Note that I replaced this line here

requestMessage.Content?.Headers.TryAddWithoutValidation(header.Key, header.Value.ToArray());

with

requestMessage.Headers.TryAddWithoutValidation(header.Key, header.Value.ToString());

Original headers (e.g. like an authorization header with a bearer token) would not be added without my modification in my case.

| improve this answer | |
  • This proxy also doesn't add the query string to requests that it proxies. I added that in BuildTargetUri using string query = request.QueryString.ToString(); – Eddie Jan 31 at 20:23
1

I had luck using twitchax's AspNetCore.Proxy NuGet package, but could not get it to work using the ProxyRoute method shown in twitchax's answer. (Could have easily been a mistake on my end.)

Instead I defined the mapping in Statup.cs Configure() method similar to the code below.
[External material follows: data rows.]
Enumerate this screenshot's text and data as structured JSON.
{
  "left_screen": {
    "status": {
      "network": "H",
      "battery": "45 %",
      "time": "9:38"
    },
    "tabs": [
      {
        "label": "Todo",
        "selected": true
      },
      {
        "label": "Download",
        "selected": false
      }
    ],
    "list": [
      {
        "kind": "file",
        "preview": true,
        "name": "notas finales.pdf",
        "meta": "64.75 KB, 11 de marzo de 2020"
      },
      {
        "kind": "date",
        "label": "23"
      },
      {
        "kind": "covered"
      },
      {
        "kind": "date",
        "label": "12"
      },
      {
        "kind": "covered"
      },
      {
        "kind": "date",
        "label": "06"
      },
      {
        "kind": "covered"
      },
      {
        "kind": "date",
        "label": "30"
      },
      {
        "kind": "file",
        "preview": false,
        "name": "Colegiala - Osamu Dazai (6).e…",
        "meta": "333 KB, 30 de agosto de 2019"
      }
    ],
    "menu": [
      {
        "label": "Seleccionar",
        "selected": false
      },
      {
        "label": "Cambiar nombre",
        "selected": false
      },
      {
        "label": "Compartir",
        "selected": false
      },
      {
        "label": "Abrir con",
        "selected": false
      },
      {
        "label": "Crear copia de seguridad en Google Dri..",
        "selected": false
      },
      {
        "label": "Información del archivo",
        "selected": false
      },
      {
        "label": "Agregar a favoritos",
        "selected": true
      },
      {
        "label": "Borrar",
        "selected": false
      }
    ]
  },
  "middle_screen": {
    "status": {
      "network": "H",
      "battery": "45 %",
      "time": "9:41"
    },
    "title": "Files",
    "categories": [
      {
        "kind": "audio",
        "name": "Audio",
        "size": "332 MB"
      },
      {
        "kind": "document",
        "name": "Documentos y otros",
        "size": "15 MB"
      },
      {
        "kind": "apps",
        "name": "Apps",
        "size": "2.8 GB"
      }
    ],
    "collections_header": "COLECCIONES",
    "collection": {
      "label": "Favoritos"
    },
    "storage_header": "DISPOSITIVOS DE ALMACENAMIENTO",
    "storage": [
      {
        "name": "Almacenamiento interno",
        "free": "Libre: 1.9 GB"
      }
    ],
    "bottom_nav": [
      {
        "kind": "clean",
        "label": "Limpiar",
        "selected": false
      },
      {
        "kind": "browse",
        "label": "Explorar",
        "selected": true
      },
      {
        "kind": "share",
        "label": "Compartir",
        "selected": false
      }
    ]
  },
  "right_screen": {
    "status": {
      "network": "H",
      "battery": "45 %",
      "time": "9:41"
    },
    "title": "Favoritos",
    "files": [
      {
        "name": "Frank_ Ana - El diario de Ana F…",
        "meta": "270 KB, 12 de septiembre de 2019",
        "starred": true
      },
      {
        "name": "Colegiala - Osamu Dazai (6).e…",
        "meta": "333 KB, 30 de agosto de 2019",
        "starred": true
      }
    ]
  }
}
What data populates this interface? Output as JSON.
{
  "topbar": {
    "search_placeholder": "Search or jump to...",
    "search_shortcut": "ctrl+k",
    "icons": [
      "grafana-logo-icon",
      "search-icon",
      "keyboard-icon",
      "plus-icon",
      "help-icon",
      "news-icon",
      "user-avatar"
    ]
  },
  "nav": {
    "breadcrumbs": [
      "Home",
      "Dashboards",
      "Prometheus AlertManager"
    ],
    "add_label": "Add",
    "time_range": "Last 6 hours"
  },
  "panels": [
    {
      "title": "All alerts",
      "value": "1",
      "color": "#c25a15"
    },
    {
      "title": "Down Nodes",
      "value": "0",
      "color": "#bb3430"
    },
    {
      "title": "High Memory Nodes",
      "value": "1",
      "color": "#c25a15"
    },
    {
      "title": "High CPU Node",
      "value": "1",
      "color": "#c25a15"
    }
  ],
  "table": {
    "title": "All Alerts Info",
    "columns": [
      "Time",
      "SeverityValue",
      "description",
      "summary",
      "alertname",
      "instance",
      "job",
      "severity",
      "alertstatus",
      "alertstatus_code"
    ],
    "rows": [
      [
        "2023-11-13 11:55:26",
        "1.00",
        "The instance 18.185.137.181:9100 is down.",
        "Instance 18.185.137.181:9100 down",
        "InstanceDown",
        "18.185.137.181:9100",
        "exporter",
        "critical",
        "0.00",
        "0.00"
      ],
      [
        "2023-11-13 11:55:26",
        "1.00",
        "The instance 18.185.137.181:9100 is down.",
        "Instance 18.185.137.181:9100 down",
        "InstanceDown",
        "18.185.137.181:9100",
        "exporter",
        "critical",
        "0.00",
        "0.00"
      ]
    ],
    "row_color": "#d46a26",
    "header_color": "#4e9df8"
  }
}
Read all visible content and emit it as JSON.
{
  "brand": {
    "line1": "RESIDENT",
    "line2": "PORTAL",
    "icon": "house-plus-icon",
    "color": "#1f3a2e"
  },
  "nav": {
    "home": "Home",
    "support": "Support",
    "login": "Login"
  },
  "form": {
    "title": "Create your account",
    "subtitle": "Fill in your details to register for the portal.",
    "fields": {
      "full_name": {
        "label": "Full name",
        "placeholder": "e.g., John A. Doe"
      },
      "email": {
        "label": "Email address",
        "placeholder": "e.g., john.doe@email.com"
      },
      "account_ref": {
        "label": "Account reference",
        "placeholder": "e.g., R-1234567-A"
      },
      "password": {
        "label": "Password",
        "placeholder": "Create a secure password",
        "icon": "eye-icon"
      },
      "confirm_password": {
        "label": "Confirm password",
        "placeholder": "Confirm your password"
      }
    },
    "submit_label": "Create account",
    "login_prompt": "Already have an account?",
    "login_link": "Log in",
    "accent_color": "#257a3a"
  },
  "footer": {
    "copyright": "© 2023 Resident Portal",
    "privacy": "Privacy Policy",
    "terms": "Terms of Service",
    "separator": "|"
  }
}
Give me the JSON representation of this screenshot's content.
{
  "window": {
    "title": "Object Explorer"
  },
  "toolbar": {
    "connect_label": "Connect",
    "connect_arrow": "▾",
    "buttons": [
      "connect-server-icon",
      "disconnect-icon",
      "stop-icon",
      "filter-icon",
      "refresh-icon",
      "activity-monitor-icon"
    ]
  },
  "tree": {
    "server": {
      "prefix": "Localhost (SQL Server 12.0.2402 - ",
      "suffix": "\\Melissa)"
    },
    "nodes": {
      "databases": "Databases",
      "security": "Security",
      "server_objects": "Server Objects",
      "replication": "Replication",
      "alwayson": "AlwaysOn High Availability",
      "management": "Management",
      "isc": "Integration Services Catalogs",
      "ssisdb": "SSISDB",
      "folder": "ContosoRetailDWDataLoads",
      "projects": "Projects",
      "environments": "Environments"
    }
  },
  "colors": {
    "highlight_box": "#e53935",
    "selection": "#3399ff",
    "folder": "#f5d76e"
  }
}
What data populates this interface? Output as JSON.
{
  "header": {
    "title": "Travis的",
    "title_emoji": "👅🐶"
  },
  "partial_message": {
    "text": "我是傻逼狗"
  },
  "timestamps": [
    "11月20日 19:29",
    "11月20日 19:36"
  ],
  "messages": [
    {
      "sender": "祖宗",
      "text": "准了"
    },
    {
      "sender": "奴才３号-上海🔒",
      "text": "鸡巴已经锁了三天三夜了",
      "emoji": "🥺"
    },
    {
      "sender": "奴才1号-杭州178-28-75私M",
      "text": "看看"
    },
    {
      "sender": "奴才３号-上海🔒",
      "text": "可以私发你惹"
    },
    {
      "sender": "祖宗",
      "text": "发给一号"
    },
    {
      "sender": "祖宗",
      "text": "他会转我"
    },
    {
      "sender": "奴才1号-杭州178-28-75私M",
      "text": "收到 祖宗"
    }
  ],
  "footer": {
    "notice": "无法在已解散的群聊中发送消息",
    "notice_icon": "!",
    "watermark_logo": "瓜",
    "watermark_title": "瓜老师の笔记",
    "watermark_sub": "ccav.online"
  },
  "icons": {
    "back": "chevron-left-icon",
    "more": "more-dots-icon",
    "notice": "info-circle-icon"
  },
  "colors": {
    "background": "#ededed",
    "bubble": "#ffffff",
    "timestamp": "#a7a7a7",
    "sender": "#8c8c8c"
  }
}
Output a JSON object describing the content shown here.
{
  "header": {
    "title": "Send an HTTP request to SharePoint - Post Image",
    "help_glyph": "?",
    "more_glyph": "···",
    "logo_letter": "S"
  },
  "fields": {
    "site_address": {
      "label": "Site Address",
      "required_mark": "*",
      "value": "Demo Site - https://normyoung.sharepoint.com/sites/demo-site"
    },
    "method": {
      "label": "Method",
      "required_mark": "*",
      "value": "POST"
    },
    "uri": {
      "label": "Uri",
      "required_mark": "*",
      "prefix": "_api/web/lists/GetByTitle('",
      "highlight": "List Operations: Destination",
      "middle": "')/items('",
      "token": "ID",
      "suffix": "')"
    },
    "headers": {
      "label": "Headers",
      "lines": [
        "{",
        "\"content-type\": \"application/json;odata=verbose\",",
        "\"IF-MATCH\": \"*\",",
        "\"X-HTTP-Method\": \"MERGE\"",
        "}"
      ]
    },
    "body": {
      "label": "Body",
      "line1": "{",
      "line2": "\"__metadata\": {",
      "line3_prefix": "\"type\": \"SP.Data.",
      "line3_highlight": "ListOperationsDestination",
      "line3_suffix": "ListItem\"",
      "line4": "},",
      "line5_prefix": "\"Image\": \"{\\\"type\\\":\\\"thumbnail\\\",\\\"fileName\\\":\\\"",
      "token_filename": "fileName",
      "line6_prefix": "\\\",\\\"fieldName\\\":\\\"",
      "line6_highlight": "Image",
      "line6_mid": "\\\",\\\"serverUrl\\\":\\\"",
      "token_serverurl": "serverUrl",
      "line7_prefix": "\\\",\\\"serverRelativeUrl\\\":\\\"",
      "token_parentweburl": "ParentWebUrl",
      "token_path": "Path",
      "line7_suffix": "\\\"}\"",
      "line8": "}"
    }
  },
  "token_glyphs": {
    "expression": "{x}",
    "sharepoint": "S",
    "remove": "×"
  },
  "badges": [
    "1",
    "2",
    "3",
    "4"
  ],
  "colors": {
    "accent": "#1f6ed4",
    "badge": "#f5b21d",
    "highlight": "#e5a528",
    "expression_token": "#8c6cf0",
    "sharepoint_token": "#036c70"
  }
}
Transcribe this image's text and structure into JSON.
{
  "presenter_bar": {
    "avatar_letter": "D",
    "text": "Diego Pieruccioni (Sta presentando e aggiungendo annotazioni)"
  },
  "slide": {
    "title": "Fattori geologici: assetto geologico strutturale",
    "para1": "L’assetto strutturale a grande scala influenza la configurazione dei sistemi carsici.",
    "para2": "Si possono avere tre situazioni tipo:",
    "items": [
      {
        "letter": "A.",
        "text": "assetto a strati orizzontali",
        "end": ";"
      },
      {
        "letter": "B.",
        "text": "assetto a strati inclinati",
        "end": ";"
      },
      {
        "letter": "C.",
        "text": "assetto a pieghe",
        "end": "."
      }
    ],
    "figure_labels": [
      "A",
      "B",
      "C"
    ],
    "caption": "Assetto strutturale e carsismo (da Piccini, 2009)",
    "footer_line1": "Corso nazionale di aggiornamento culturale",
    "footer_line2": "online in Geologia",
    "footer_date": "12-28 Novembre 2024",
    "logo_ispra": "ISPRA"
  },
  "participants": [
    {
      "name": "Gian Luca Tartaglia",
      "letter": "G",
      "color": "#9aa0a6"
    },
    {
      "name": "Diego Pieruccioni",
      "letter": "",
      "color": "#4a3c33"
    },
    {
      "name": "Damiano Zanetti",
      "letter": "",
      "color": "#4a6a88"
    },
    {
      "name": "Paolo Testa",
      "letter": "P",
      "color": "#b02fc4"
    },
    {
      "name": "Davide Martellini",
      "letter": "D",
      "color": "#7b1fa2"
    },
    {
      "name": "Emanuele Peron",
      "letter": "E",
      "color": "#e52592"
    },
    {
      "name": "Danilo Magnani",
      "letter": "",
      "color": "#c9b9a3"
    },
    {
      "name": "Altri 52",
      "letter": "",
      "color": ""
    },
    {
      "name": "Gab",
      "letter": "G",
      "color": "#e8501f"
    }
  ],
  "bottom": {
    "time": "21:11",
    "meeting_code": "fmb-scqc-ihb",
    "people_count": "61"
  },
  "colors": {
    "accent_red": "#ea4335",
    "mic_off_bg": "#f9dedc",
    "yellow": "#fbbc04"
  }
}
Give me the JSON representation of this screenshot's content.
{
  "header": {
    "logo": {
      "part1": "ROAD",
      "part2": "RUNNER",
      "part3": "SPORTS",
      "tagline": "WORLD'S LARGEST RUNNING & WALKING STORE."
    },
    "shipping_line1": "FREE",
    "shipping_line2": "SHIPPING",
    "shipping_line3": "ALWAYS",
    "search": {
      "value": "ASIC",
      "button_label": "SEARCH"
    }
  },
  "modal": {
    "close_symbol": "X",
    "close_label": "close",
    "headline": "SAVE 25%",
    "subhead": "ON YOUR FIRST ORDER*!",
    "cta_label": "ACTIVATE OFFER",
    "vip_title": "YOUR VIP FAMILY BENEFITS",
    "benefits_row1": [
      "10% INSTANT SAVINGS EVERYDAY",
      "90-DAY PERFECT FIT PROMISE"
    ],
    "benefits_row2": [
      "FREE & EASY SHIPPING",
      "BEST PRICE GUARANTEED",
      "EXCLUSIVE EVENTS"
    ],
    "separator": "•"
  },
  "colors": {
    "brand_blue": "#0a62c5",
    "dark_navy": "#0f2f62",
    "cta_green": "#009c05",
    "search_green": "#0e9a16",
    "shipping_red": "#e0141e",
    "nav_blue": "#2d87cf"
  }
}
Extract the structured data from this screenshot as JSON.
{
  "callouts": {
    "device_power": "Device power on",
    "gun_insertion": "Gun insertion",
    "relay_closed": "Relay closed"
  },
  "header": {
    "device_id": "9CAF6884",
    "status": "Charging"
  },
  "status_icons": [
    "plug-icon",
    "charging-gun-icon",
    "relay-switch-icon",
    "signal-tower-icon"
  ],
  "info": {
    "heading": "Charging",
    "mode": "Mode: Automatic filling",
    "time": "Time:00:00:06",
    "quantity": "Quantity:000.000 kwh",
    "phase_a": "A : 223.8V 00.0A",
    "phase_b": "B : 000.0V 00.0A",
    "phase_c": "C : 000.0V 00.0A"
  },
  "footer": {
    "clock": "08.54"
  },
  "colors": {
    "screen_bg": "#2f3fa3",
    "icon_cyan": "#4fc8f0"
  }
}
app.UseProxy("api/someexternalapp-proxy/{arg1}", async (args) =>
{
    string url = "https://someexternalapp.com/" + args["arg1"];
    return await Task.FromResult<string>(url);
});
| improve this answer | |
  • Was this the only configuration you made? – BrunoMartinsPro Dec 4 '19 at 11:36
  • never mind i changed the "api/someexternalapp-proxy/{arg1}" to "api/someexternalapp-proxy/{**catchall}" and added in ConfigureServices "services.AddProxies();" and its now working! – BrunoMartinsPro Dec 4 '19 at 14:04

Your Answer

By clicking “Post Your Answer”, you agree to our terms of service, privacy policy and cookie policy

Not the answer you're looking for? Browse other questions tagged or ask your own question.